The unresolved strife between Japan and China stems from historical tensions and territorial disputes, especially in the aftermath of the Rape of Nanjing, of which compensation is still contested. Contemporaneously, one such issue is the increasing size of Japanese Self-Defense Forces. In order to maintain their own security, nearby countries, such as China, have entered an arms race. This movement by Japan has been seen by South Korean and Chinese survivors of World War II as a direct challenge to the San Francisco Peace Treaty (1951) and the Constitution of Japan — which restricts the size of the Japanese military and removes Japan’s right to declare war.
In response to neighboring countries’ reactions, Japan has stated that its reasons for increasing its Self-Defense forces is to protect themselves from the growing power of China and to contribute to the denuclearization of North Korea. United States has shown support to Japan, as it would aid American interest to increase its allies’ strength in East Asia, in order to restrain Russia, North Korea, and China. Counterarguments for Japanese actions have been that its enlarged forces’ purpose is to gain power against China and Taiwan for the disputed Senkaku (Diaoyu) Islands. The three states’ stakes in the islands have been intensified after the discovery of potential undersea oil reserves in 1968, and the 1971 transfer of administrative control of the islands from the United States to Japan. China and Japan have entered small-scale skirmishes in the area, which could have prompted Japan’s movement, through the excuse of national defense.
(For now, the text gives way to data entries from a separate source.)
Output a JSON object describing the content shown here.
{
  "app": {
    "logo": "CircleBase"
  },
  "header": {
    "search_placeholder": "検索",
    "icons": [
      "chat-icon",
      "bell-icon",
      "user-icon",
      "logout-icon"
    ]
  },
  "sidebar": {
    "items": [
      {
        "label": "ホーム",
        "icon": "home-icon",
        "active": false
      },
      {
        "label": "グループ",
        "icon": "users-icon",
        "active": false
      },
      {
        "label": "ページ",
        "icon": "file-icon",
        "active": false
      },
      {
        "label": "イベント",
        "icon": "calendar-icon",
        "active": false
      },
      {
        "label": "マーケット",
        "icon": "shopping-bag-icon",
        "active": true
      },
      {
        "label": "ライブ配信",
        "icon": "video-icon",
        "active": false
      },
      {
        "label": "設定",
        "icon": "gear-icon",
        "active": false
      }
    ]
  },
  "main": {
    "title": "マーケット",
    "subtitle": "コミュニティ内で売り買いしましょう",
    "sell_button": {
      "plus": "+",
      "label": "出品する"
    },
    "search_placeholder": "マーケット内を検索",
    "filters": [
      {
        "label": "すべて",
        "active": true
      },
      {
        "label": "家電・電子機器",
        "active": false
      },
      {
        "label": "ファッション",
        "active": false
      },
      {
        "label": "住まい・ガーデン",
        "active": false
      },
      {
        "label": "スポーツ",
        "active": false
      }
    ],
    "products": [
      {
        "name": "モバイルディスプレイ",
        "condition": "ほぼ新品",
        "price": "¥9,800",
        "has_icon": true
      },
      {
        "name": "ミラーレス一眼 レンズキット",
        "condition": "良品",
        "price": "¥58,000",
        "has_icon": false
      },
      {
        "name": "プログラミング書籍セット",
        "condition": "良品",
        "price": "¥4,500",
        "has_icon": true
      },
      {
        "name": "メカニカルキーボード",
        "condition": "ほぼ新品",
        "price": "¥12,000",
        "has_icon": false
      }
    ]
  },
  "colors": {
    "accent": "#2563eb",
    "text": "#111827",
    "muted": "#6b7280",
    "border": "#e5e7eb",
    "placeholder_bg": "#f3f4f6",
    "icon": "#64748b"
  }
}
Although the main goal of APEC meetings and AELM is to maximize the economic performance of the member states through cooperation, as in all international relations, negotiations favor the more powerful nations. Collective goods are not gained, as compromises would be to the detriment of states’ own security and relative power. However, the more globalized state of economics have forced states to engage in cooperation rather than competition. In order to maintain both collective and private gains, diplomacy becomes the arena of power display for leaders and their respective states.
 “[APEC 정상회의] 美·中, 군사·외교·정치 이어… 亞太경제패권 경쟁.” – 1등 인터넷뉴스 조선닷컴. 12 Nov. 2014. Web. 16 Nov. 2014. <http://news.chosun.com/site/data/html_dir/2014/11/12/2014111200260.html>.
 “Japan’s National Defense Report Upsets Neighbors And Warns Of Chinese Military Growth.” International Business Times. 31 July 2012. Web. 18 Nov. 2014. <http://www.ibtimes.com/japans-national-defense-report-upsets-neighbors-warns-chinese-military-growth-734152>.
 “How Uninhabited Islands Soured China-Japan Ties.” BBC News. 9 Nov. 2014. Web. 17 Nov. 2014. <http://www.bbc.com/news/world-asia-pacific-11341139>.